● Work required: Images are to be left out when the records below are printed word for word.

------ Material for the task

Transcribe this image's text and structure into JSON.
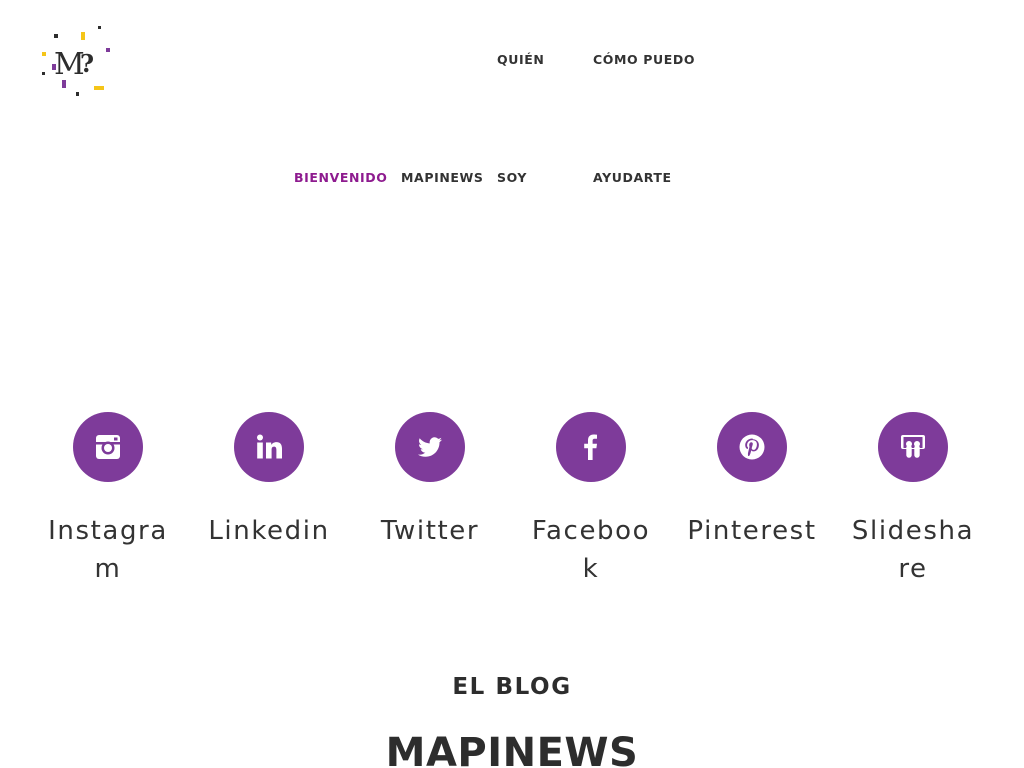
{
  "brand": {
    "logo_letter": "M",
    "logo_mark": "?",
    "colors": {
      "purple": "#7e3b9a",
      "magenta": "#8e1b8f",
      "yellow": "#f5c518",
      "ink": "#2d2d2d"
    }
  },
  "nav": {
    "items": [
      {
        "id": "bienvenido",
        "lines": [
          "BIENVENIDO"
        ],
        "active": true
      },
      {
        "id": "mapinews",
        "lines": [
          "MAPINEWS"
        ],
        "active": false
      },
      {
        "id": "quien-soy",
        "lines": [
          "QUIÉN",
          "SOY"
        ],
        "active": false
      },
      {
        "id": "como-puedo-ayudarte",
        "lines": [
          "CÓMO PUEDO",
          "AYUDARTE"
        ],
        "active": false
      }
    ]
  },
  "social": {
    "items": [
      {
        "label": "Instagram",
        "icon": "instagram-icon"
      },
      {
        "label": "Linkedin",
        "icon": "linkedin-icon"
      },
      {
        "label": "Twitter",
        "icon": "twitter-icon"
      },
      {
        "label": "Facebook",
        "icon": "facebook-icon"
      },
      {
        "label": "Pinterest",
        "icon": "pinterest-icon"
      },
      {
        "label": "Slideshare",
        "icon": "slideshare-icon"
      }
    ]
  },
  "blog": {
    "eyebrow": "EL BLOG",
    "title": "MAPINEWS"
  }
}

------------

● Answer box:
Transcribe this image's text and structure into JSON.
{
  "brand": {
    "logo_letter": "M",
    "logo_mark": "?",
    "colors": {
      "purple": "#7e3b9a",
      "magenta": "#8e1b8f",
      "yellow": "#f5c518",
      "ink": "#2d2d2d"
    }
  },
  "nav": {
    "items": [
      {
        "id": "bienvenido",
        "lines": [
          "BIENVENIDO"
        ],
        "active": true
      },
      {
        "id": "mapinews",
        "lines": [
          "MAPINEWS"
        ],
        "active": false
      },
      {
        "id": "quien-soy",
        "lines": [
          "QUIÉN",
          "SOY"
        ],
        "active": false
      },
      {
        "id": "como-puedo-ayudarte",
        "lines": [
          "CÓMO PUEDO",
          "AYUDARTE"
        ],
        "active": false
      }
    ]
  },
  "social": {
    "items": [
      {
        "label": "Instagram",
        "icon": "instagram-icon"
      },
      {
        "label": "Linkedin",
        "icon": "linkedin-icon"
      },
      {
        "label": "Twitter",
        "icon": "twitter-icon"
      },
      {
        "label": "Facebook",
        "icon": "facebook-icon"
      },
      {
        "label": "Pinterest",
        "icon": "pinterest-icon"
      },
      {
        "label": "Slideshare",
        "icon": "slideshare-icon"
      }
    ]
  },
  "blog": {
    "eyebrow": "EL BLOG",
    "title": "MAPINEWS"
  }
}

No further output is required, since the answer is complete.